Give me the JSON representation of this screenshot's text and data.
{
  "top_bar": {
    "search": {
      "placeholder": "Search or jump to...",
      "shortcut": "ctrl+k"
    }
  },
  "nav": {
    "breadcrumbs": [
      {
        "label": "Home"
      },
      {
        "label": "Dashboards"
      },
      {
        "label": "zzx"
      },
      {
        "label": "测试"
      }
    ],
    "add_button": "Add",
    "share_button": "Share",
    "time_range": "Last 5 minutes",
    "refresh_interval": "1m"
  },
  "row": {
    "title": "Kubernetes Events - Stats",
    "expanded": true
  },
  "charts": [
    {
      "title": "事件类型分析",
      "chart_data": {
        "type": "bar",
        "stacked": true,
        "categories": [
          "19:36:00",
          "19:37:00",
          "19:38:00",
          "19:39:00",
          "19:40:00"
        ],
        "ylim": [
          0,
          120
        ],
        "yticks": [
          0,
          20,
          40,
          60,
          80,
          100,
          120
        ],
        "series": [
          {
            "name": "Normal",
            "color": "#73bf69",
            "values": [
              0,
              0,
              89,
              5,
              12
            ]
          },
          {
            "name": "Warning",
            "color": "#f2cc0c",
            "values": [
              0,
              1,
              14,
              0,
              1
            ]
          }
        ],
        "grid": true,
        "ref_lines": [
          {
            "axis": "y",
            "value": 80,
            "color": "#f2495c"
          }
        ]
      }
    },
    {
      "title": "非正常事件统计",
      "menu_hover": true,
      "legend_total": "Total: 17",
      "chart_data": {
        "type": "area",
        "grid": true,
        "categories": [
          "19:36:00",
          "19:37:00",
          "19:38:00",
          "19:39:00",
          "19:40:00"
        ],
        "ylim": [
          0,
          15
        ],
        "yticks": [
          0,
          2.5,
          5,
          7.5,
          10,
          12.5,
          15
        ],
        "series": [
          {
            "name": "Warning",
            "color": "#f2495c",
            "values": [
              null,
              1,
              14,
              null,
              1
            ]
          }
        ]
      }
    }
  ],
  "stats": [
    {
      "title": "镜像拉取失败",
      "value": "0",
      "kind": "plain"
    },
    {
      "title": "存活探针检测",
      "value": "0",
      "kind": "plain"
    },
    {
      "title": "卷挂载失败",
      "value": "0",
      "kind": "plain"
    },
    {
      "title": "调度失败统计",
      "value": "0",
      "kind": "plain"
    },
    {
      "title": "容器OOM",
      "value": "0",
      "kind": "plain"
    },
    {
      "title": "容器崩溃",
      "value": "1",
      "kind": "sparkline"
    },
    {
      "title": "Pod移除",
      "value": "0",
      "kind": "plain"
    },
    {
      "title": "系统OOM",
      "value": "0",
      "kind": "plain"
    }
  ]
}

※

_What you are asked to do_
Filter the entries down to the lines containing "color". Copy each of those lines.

_Final answer_
            "color": "#73bf69",
            "color": "#f2cc0c",
            "color": "#f2495c"
            "color": "#f2495c",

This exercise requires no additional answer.